Kellagher, who was wearing a helmet, was transported to Boulder Community Hospital, where she underwent surgery. She died around 12:30 a.m. Tuesday, according to Boulder County Coroner Tom Faure.
Kellagher had been very open about her 17-year struggle with a class of drugs known as benzodiazepines, which are typically used to treat depression and other psychological and physical maladies. The Gunbarrel woman ended up starting a small benzo support group in Boulder a few years ago to help others deal with addiction to the drug.
"She was an incredibly talented, gifted person," said Ann Noonan, division manager for Boulder County Public Health's addiction recovery centers. "She was incredibly passionate about her benzo recovery."
Noonan said Kellagher volunteered for the county's addiction recovery program starting in 2008 and was eventually hired on as a staff member.
"I know she was really well respected by staff there and well respected by the clients," Noonan said.
Kellagher, who was born in New York state and started her career as a professional cyclist, launched a benzodiazepine addiction support Web site several years ago.

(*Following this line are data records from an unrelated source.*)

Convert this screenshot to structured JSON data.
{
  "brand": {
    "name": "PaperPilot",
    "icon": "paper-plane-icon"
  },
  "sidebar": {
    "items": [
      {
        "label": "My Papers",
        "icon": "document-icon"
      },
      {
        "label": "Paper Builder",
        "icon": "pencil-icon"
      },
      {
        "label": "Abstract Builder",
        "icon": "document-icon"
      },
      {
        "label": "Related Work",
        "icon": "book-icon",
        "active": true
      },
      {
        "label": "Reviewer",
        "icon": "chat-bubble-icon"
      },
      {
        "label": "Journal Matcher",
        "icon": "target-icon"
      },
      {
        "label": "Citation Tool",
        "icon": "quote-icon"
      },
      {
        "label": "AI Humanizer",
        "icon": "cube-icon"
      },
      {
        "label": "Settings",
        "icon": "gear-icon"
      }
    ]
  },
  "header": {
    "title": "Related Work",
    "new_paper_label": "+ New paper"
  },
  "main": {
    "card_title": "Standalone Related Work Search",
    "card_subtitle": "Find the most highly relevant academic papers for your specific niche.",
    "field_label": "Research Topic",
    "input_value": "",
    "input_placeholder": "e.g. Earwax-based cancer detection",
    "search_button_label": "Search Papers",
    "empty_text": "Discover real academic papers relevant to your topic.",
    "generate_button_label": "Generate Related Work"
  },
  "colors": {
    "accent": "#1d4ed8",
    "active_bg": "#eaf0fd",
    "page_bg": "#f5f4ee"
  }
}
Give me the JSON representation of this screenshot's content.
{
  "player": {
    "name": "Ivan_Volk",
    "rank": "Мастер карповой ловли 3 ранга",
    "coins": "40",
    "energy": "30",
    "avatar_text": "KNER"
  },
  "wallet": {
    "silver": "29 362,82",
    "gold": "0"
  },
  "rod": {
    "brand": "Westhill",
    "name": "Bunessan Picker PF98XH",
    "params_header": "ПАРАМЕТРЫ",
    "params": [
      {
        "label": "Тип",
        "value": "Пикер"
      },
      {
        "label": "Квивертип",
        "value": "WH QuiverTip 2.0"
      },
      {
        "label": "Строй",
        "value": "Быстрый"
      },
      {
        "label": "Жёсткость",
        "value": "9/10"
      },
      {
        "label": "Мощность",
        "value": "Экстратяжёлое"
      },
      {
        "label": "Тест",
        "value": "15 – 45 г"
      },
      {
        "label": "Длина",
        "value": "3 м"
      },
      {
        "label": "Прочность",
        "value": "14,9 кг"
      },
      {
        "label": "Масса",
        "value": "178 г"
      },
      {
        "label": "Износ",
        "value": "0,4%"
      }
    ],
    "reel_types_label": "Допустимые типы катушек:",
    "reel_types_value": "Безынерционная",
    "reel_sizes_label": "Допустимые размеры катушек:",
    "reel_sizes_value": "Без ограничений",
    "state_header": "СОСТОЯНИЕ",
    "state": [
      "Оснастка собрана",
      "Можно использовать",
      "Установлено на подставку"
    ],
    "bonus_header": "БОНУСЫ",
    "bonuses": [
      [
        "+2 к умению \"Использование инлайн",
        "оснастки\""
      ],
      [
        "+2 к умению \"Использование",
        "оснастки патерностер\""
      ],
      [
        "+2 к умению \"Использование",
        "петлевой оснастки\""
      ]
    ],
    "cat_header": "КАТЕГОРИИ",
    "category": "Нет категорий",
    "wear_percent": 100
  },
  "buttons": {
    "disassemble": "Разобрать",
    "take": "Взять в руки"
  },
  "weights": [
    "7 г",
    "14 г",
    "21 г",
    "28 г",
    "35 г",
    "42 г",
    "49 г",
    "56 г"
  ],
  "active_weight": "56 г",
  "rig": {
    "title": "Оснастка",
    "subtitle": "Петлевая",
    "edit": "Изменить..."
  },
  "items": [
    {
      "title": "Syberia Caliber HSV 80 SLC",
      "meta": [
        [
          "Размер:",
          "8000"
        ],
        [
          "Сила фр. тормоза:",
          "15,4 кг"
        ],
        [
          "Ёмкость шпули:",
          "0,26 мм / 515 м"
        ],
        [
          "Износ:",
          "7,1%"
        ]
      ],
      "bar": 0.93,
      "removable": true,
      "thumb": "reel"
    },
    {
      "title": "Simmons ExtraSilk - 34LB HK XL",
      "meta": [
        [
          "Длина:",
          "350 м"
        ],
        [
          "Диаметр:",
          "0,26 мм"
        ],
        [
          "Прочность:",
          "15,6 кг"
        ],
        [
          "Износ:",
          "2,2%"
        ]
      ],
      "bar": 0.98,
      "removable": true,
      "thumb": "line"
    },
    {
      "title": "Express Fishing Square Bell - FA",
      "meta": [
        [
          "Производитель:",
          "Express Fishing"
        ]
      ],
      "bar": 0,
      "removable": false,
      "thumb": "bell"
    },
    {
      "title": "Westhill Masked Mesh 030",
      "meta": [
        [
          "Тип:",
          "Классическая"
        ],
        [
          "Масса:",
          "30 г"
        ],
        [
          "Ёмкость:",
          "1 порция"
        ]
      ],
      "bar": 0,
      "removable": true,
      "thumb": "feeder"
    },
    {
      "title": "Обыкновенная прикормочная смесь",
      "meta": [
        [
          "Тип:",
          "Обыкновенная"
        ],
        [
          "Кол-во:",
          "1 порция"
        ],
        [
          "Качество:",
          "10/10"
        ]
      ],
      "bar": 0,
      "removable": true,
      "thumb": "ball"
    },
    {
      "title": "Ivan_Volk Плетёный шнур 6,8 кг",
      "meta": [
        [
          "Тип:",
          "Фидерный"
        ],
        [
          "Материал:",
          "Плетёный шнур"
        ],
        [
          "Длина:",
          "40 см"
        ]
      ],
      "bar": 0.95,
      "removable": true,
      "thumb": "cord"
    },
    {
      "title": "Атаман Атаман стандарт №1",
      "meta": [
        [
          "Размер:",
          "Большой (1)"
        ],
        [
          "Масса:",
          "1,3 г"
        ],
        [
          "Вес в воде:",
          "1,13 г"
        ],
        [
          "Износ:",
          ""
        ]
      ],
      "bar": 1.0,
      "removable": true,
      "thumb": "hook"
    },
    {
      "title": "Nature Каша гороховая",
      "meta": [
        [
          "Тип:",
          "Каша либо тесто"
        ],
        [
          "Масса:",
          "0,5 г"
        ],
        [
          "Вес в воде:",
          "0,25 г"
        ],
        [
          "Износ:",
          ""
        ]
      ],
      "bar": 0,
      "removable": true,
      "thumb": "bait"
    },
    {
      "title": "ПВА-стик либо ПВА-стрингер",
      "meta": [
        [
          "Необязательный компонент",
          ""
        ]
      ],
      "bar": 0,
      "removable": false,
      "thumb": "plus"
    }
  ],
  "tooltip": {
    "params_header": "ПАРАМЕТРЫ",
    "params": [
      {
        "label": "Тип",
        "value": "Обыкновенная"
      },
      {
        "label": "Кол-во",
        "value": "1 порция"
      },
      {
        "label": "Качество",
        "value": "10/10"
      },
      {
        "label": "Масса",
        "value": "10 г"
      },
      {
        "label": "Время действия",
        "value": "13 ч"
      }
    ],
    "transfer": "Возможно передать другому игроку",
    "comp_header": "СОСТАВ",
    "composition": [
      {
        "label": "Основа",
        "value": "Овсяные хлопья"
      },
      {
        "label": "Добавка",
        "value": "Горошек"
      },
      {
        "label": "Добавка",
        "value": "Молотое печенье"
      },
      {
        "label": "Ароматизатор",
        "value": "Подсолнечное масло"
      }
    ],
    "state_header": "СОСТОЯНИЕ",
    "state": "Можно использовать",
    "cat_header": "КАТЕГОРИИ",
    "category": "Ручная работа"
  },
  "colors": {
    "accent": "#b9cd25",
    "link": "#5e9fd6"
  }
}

She rode for the U.S. Cycling Team in the 1980s, according to her Web site.
She wrote on the site that a doctor first prescribed the drug to her in 1984 after she started experiencing panic attacks. Nine or so years into taking the drugs, which included Xanax and Klonopin, Kellagher began to have suicidal thoughts.
"I was able to pursue my career, but over the next ten years the benzo dose had to gradually be increased to remain effective," she wrote. "As this happened, I began to change, losing my spirit, my intelligence, and my will. I became deeply depressed and disoriented in my own life."
She repeatedly tried to get off the drug, she wrote, but the withdrawal symptoms amounted to an "enormous muddle of symptoms and suffering."
"During these years my career faded out, I faded out, and became a shell by 2002," Kellagher wrote.
She then suffered through six months of withdrawal but managed to conquer the addiction. She attended Naropa University as a graduate student in counseling psychotherapy and launched her benzo support group.
Kellagher was married to her husband, Bill, for 30 years. They did not have any children.
Contact Camera Staff Writer John Aguilar at 303-473-1389 or firstname.lastname@example.org.